* WHAT IS NEEDED: All the lines below need retyping exactly, apart from the images.

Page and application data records
<<<<

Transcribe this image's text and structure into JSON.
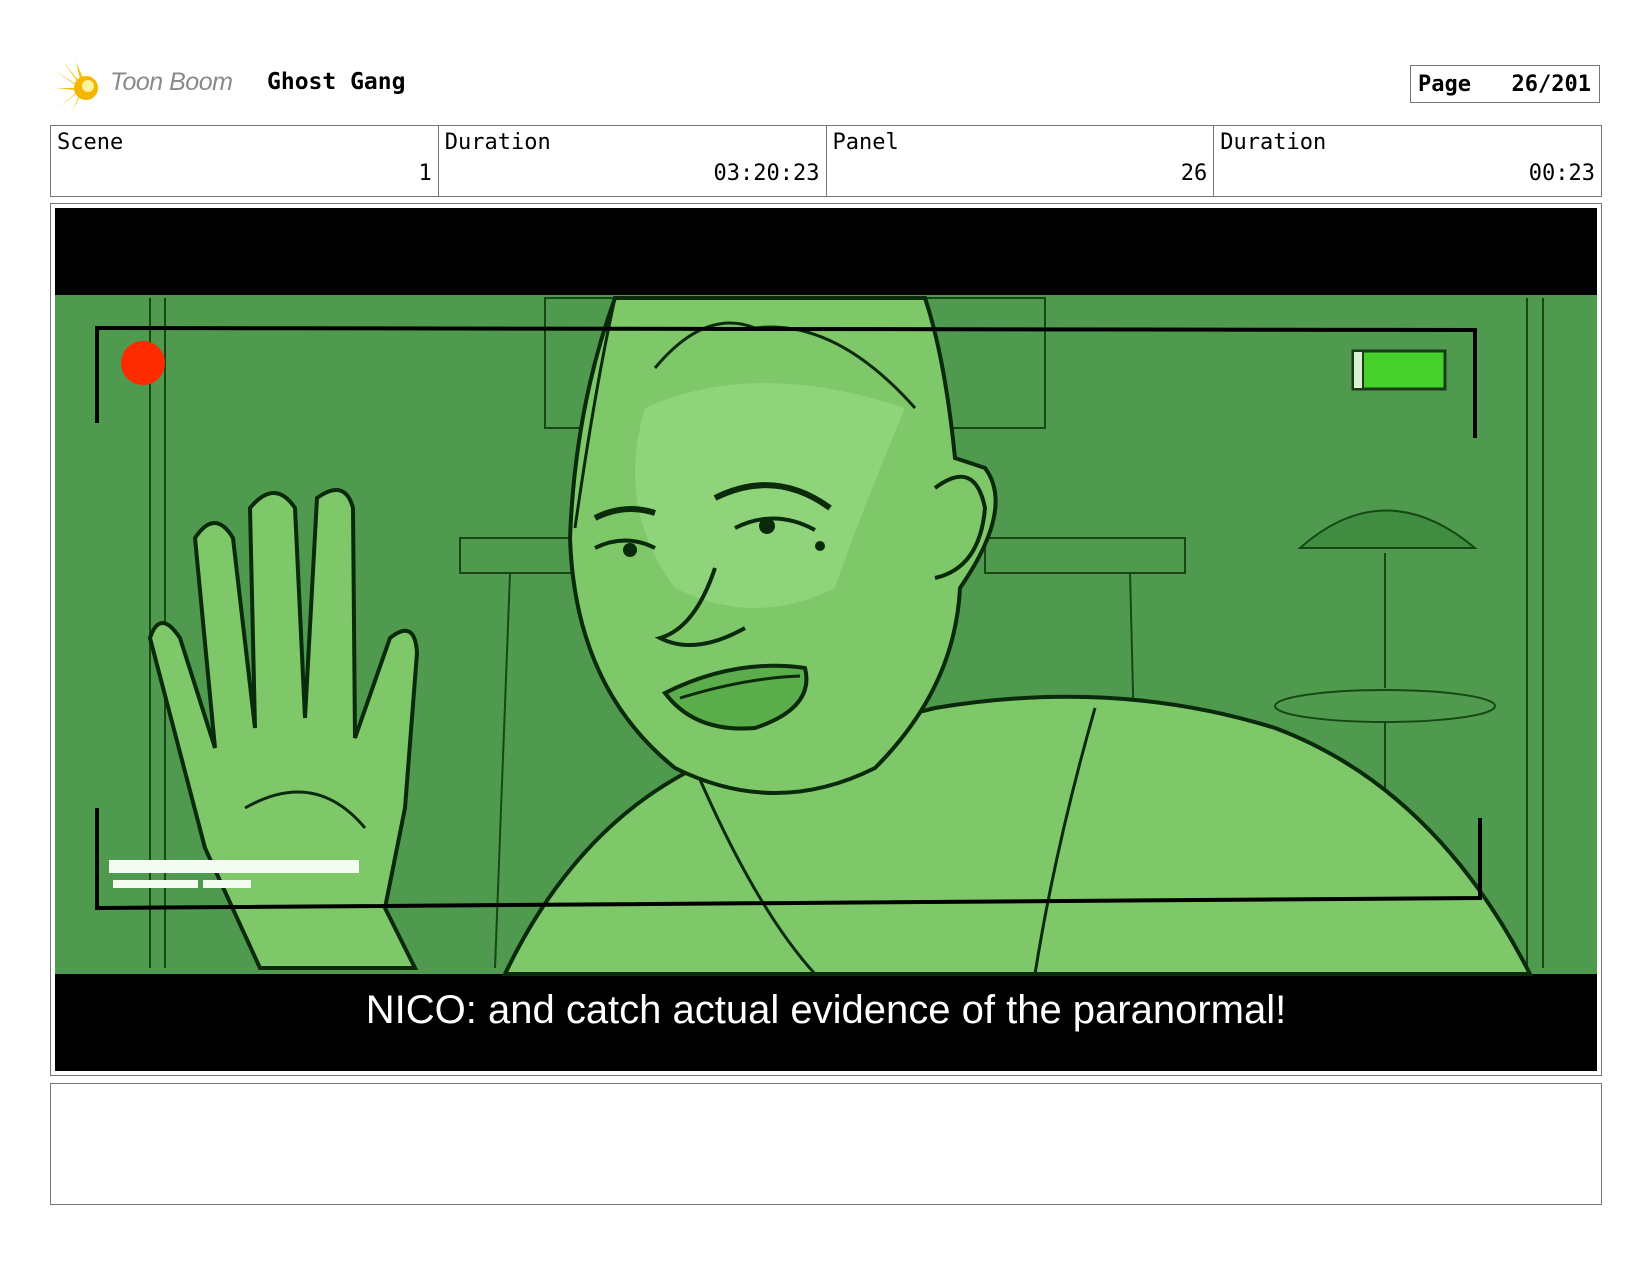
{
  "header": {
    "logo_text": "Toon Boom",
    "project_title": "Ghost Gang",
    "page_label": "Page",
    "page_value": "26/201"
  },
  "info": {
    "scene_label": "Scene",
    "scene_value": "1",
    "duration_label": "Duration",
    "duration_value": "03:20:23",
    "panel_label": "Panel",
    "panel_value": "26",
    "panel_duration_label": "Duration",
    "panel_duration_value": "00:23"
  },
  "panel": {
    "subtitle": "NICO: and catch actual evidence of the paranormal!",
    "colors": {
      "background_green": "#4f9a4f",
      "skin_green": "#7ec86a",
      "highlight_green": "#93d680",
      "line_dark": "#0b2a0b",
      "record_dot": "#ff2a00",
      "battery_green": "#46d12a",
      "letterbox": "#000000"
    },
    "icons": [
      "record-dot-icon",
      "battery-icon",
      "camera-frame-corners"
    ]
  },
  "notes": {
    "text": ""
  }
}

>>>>

* OUTPUT BELOW:
Transcribe this image's text and structure into JSON.
{
  "header": {
    "logo_text": "Toon Boom",
    "project_title": "Ghost Gang",
    "page_label": "Page",
    "page_value": "26/201"
  },
  "info": {
    "scene_label": "Scene",
    "scene_value": "1",
    "duration_label": "Duration",
    "duration_value": "03:20:23",
    "panel_label": "Panel",
    "panel_value": "26",
    "panel_duration_label": "Duration",
    "panel_duration_value": "00:23"
  },
  "panel": {
    "subtitle": "NICO: and catch actual evidence of the paranormal!",
    "colors": {
      "background_green": "#4f9a4f",
      "skin_green": "#7ec86a",
      "highlight_green": "#93d680",
      "line_dark": "#0b2a0b",
      "record_dot": "#ff2a00",
      "battery_green": "#46d12a",
      "letterbox": "#000000"
    },
    "icons": [
      "record-dot-icon",
      "battery-icon",
      "camera-frame-corners"
    ]
  },
  "notes": {
    "text": ""
  }
}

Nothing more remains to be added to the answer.